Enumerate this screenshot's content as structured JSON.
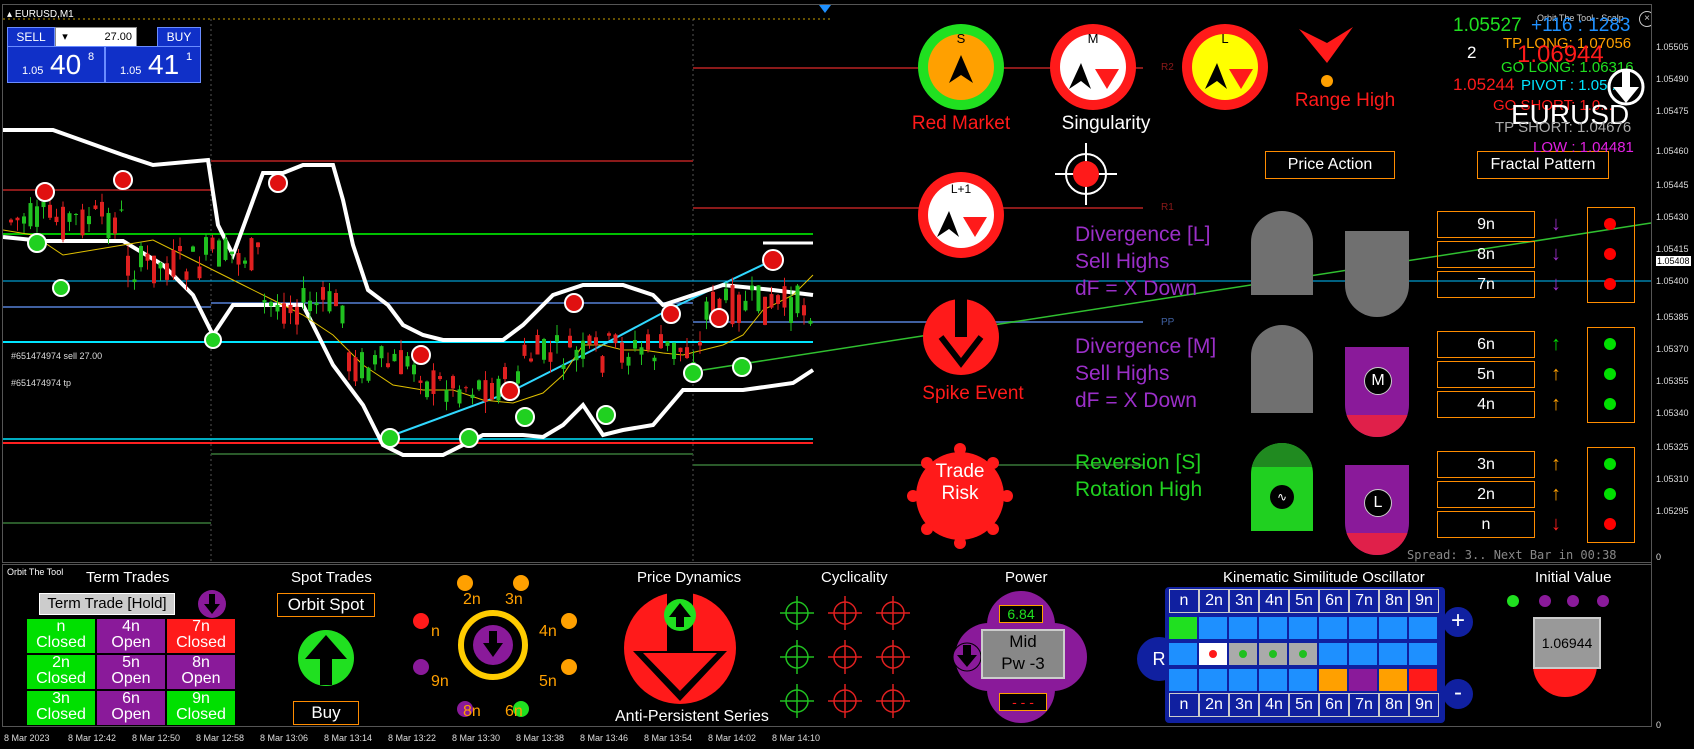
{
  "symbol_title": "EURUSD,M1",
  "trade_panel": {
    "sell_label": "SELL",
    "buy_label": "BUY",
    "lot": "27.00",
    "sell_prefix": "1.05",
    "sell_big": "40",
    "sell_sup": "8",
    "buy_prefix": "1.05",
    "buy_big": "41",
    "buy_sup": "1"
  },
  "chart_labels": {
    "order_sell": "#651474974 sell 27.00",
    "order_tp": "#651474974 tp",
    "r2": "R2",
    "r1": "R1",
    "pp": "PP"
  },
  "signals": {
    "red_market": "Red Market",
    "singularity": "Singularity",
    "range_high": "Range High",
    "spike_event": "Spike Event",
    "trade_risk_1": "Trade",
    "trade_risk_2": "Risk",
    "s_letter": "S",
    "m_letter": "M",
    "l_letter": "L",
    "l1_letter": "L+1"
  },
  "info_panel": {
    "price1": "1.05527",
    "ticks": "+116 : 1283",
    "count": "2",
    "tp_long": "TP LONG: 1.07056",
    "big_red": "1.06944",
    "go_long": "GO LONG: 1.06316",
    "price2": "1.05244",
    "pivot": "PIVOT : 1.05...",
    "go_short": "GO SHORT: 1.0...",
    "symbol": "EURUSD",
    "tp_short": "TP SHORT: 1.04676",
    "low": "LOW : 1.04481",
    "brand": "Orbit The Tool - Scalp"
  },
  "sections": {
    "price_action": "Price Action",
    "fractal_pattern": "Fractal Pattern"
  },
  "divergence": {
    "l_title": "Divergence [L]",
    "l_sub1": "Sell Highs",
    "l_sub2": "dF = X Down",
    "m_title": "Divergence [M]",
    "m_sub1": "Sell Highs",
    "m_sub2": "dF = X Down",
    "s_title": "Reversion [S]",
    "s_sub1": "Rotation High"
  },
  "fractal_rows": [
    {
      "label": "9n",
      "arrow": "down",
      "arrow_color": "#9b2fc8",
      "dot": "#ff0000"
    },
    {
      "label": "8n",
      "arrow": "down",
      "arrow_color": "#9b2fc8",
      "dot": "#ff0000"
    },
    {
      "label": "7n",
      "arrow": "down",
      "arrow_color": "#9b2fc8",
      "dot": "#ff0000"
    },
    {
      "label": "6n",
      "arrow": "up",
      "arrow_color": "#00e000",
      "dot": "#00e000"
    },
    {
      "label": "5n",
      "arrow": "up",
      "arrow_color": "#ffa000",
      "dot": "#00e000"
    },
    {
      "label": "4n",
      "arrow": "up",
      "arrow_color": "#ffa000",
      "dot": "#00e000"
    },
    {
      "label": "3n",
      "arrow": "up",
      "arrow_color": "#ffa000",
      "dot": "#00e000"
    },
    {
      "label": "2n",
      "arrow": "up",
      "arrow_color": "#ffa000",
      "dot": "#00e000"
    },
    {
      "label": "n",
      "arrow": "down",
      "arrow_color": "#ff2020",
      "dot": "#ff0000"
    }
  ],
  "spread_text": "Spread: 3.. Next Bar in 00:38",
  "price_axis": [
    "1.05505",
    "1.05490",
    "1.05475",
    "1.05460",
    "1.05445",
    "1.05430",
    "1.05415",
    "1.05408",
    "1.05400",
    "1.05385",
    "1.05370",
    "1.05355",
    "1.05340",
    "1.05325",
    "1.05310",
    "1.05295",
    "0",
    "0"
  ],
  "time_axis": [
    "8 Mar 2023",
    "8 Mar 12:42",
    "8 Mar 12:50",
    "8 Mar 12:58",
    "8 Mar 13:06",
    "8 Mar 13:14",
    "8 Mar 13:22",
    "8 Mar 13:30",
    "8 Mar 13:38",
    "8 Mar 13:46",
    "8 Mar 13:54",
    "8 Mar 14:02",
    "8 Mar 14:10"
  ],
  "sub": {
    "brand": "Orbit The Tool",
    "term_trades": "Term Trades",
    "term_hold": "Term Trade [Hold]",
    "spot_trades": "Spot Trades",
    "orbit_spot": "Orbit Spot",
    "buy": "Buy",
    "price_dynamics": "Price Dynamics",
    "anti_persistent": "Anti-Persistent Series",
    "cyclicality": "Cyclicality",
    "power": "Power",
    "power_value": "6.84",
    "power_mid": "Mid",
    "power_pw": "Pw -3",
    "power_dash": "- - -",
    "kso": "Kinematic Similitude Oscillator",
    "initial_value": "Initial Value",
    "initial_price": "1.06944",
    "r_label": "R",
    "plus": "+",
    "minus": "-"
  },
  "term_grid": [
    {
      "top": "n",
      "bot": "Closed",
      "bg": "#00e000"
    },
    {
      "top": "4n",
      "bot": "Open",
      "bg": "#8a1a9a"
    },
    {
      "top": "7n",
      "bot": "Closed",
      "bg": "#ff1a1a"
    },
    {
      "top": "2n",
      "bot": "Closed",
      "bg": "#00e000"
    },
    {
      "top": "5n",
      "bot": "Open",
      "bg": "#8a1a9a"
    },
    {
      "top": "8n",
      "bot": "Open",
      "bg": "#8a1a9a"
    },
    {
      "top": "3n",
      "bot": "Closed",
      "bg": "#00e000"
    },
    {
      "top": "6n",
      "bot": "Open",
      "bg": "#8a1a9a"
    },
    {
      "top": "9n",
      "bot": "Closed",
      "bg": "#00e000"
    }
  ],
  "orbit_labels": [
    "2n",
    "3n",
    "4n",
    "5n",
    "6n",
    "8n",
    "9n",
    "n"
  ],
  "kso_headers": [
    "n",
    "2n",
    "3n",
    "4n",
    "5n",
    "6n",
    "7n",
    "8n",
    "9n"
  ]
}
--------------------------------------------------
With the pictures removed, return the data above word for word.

Answer for this exercise:
Enumerate this screenshot's content as structured JSON.
{
  "symbol_title": "EURUSD,M1",
  "trade_panel": {
    "sell_label": "SELL",
    "buy_label": "BUY",
    "lot": "27.00",
    "sell_prefix": "1.05",
    "sell_big": "40",
    "sell_sup": "8",
    "buy_prefix": "1.05",
    "buy_big": "41",
    "buy_sup": "1"
  },
  "chart_labels": {
    "order_sell": "#651474974 sell 27.00",
    "order_tp": "#651474974 tp",
    "r2": "R2",
    "r1": "R1",
    "pp": "PP"
  },
  "signals": {
    "red_market": "Red Market",
    "singularity": "Singularity",
    "range_high": "Range High",
    "spike_event": "Spike Event",
    "trade_risk_1": "Trade",
    "trade_risk_2": "Risk",
    "s_letter": "S",
    "m_letter": "M",
    "l_letter": "L",
    "l1_letter": "L+1"
  },
  "info_panel": {
    "price1": "1.05527",
    "ticks": "+116 : 1283",
    "count": "2",
    "tp_long": "TP LONG: 1.07056",
    "big_red": "1.06944",
    "go_long": "GO LONG: 1.06316",
    "price2": "1.05244",
    "pivot": "PIVOT : 1.05...",
    "go_short": "GO SHORT: 1.0...",
    "symbol": "EURUSD",
    "tp_short": "TP SHORT: 1.04676",
    "low": "LOW : 1.04481",
    "brand": "Orbit The Tool - Scalp"
  },
  "sections": {
    "price_action": "Price Action",
    "fractal_pattern": "Fractal Pattern"
  },
  "divergence": {
    "l_title": "Divergence [L]",
    "l_sub1": "Sell Highs",
    "l_sub2": "dF = X Down",
    "m_title": "Divergence [M]",
    "m_sub1": "Sell Highs",
    "m_sub2": "dF = X Down",
    "s_title": "Reversion [S]",
    "s_sub1": "Rotation High"
  },
  "fractal_rows": [
    {
      "label": "9n",
      "arrow": "down",
      "arrow_color": "#9b2fc8",
      "dot": "#ff0000"
    },
    {
      "label": "8n",
      "arrow": "down",
      "arrow_color": "#9b2fc8",
      "dot": "#ff0000"
    },
    {
      "label": "7n",
      "arrow": "down",
      "arrow_color": "#9b2fc8",
      "dot": "#ff0000"
    },
    {
      "label": "6n",
      "arrow": "up",
      "arrow_color": "#00e000",
      "dot": "#00e000"
    },
    {
      "label": "5n",
      "arrow": "up",
      "arrow_color": "#ffa000",
      "dot": "#00e000"
    },
    {
      "label": "4n",
      "arrow": "up",
      "arrow_color": "#ffa000",
      "dot": "#00e000"
    },
    {
      "label": "3n",
      "arrow": "up",
      "arrow_color": "#ffa000",
      "dot": "#00e000"
    },
    {
      "label": "2n",
      "arrow": "up",
      "arrow_color": "#ffa000",
      "dot": "#00e000"
    },
    {
      "label": "n",
      "arrow": "down",
      "arrow_color": "#ff2020",
      "dot": "#ff0000"
    }
  ],
  "spread_text": "Spread: 3.. Next Bar in 00:38",
  "price_axis": [
    "1.05505",
    "1.05490",
    "1.05475",
    "1.05460",
    "1.05445",
    "1.05430",
    "1.05415",
    "1.05408",
    "1.05400",
    "1.05385",
    "1.05370",
    "1.05355",
    "1.05340",
    "1.05325",
    "1.05310",
    "1.05295",
    "0",
    "0"
  ],
  "time_axis": [
    "8 Mar 2023",
    "8 Mar 12:42",
    "8 Mar 12:50",
    "8 Mar 12:58",
    "8 Mar 13:06",
    "8 Mar 13:14",
    "8 Mar 13:22",
    "8 Mar 13:30",
    "8 Mar 13:38",
    "8 Mar 13:46",
    "8 Mar 13:54",
    "8 Mar 14:02",
    "8 Mar 14:10"
  ],
  "sub": {
    "brand": "Orbit The Tool",
    "term_trades": "Term Trades",
    "term_hold": "Term Trade [Hold]",
    "spot_trades": "Spot Trades",
    "orbit_spot": "Orbit Spot",
    "buy": "Buy",
    "price_dynamics": "Price Dynamics",
    "anti_persistent": "Anti-Persistent Series",
    "cyclicality": "Cyclicality",
    "power": "Power",
    "power_value": "6.84",
    "power_mid": "Mid",
    "power_pw": "Pw -3",
    "power_dash": "- - -",
    "kso": "Kinematic Similitude Oscillator",
    "initial_value": "Initial Value",
    "initial_price": "1.06944",
    "r_label": "R",
    "plus": "+",
    "minus": "-"
  },
  "term_grid": [
    {
      "top": "n",
      "bot": "Closed",
      "bg": "#00e000"
    },
    {
      "top": "4n",
      "bot": "Open",
      "bg": "#8a1a9a"
    },
    {
      "top": "7n",
      "bot": "Closed",
      "bg": "#ff1a1a"
    },
    {
      "top": "2n",
      "bot": "Closed",
      "bg": "#00e000"
    },
    {
      "top": "5n",
      "bot": "Open",
      "bg": "#8a1a9a"
    },
    {
      "top": "8n",
      "bot": "Open",
      "bg": "#8a1a9a"
    },
    {
      "top": "3n",
      "bot": "Closed",
      "bg": "#00e000"
    },
    {
      "top": "6n",
      "bot": "Open",
      "bg": "#8a1a9a"
    },
    {
      "top": "9n",
      "bot": "Closed",
      "bg": "#00e000"
    }
  ],
  "orbit_labels": [
    "2n",
    "3n",
    "4n",
    "5n",
    "6n",
    "8n",
    "9n",
    "n"
  ],
  "kso_headers": [
    "n",
    "2n",
    "3n",
    "4n",
    "5n",
    "6n",
    "7n",
    "8n",
    "9n"
  ]
}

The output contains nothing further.